And part of it is the fact that we’re talking about 19-21 year-old kids here, and not 10-year NFL veterans going after the MVP. They’re still learning how to handle an entire offseason’s worth of attention. At this time last year, Lawrence and Tagovailoa weren’t even locks to start (Lawrence obviously had to wait his turn).

So with that in mind, why waste money betting on someone like Tagovailoa or Lawrence when only 1 of 20 people in their position in the last decade (Mariota) went from top-2 preseason Heisman candidate to Heisman winner? To me, it’s throwing money away. And for what? To get a payout of 2.5 times your money?

Even if you think Tagovailoa and Lawrence are the greatest thing since the invention of the forward pass and that they’ll handle this pressure better than 99.9% of people in their position, that bet makes absolutely no sense.

Any gambler is much better off rolling the dice on someone outside the top 5. That is, if they’re placing a bet in the preseason. This all goes out the window in a hurry once, you know, actual games are being played.

(Side note: I totally just realized that I should go back and try to find all the September Heismans and see how those odds changed and if they paid off. But that’ll be for another time. Maybe September?)

The funny thing is that if I had a gun to my head today, I’m still probably picking Tagovailoa or Lawrence to win the Heisman. In that scenario, though, it’s not about who’s +250 or +1,700. It’s simply, who do I think is most likely to have the best season.

I think there will be a tendency to treat both scenarios the same with a field like this. There shouldn’t be.

As of this writing, Tagovailoa and Lawrence are +250 while the next-closest candidate is Justin Fields at +1,100 (Bovada). That’s a huge gap. But at the same time, every publication is going to tell you that the Heisman will be decided between Tagovailoa and Lawrence.

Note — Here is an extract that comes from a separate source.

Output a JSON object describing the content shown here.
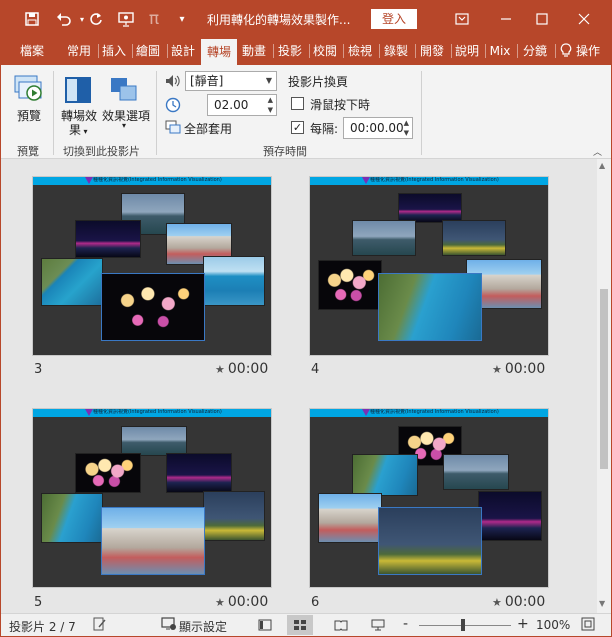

Maybe it will be. Maybe it won’t be.

But save your money and don’t bet on that right now.